"My whole theory of writing I can sum up in one sentence. An author ought to write for the youth of his own generation, the critics of the next and the schoolmasters of ever afterward." -F. Scott Fitzgerald

When Fracis Scott Key Fitzgerald set about writing his third novel, he had just come off a large dissapointment. His comedy, the Vegetable premiered to unreceptive audiences and damning reviews. But out of the dust of that play of a novelist- a humorous look at the excesses of the Jazz Age and the American Dream, rose the threads of what is universlally considered his masterpiece- The Great Gatsby.

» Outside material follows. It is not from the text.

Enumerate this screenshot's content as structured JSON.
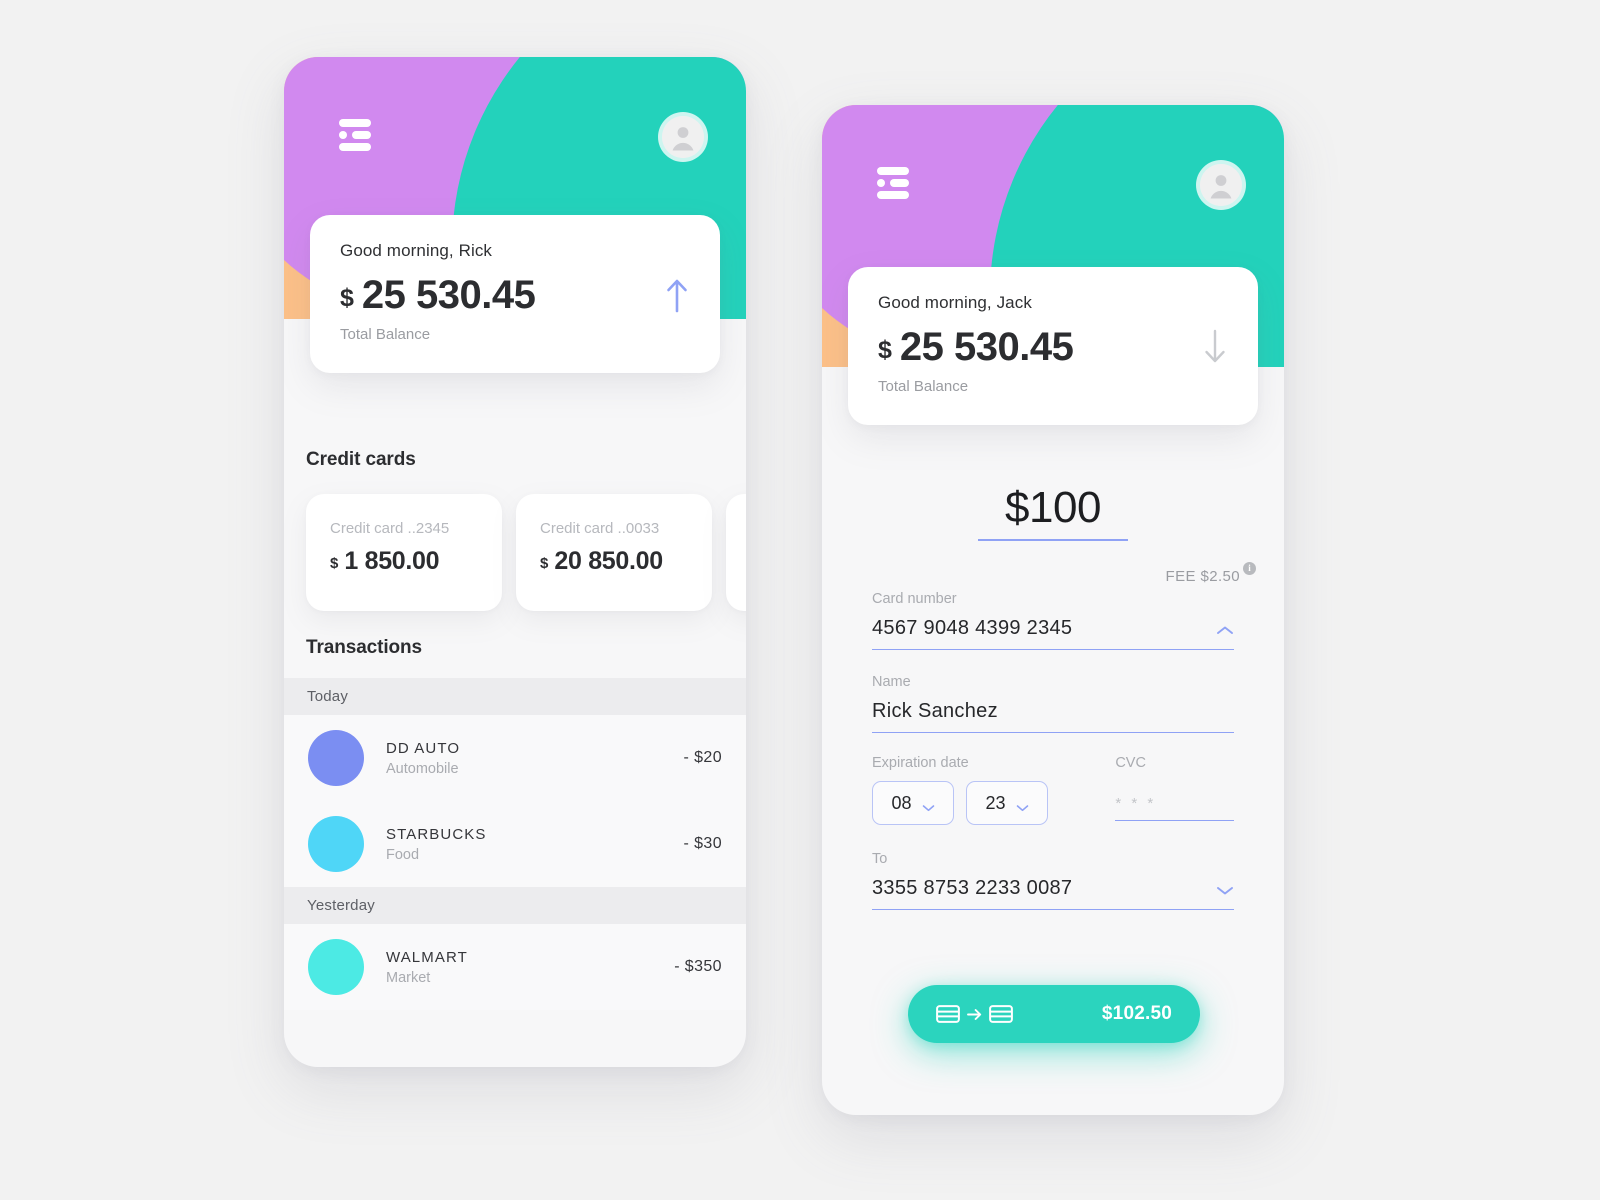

The title charcter is a boot-egger by trade and a mystery by choice. He has amassed obscene amounts of weath and is courting Daisy Buchanan- a married woman whith whom he fell in love with long ago, with parties and trinkets and displays he hopes will catch her fleeting attention. The story is narrated by Nick Carraway, a relative of Daisy's and in his estimation Gatsby's only friend.

Of course, the focus in Gatsby is the themes of the work, and the writing itself. The ultimate message of the book, of course, remains elusive, but the method in which it is rendered is beautiful.

The Great Gatsby was not an instant best-seller (like Scott's first novel, This Side of Paradise and it recieved lukewarm reviews on publication. However, Gilbert Seldes remarked that "To all the talents, discipline has been added," calling the work "carefully written" and "brilliant." Fitzgerald's writing career continued on towards what he felt was mediocrity- his last novel was published seven years later, and he grew poor and supported himself on short stories before moving to Hollywood to try his hand as a screenwriter. He died in 1940 of a heart attack, leaving his last work- The Last Tycoon- incomplete. However, his friend and critic Edmund Wilson published a series of essays by Fitzgerald, and so his apotheosis began. The 1950s saw an incredible increase in his reputation and fame. Scribner's put out a student's edition, and its place in the American cannon remains unchallanged. It was named the second-best novel of the twentieth century by the Modern Library board (screw James Joyce! Screw 'im, I say!) but it's at the top of the rival list, which I like much better, and Jay Gatsby is at the top of the fictional characters list. But yeah. I like it. And if you do too...well, that's what this place is for.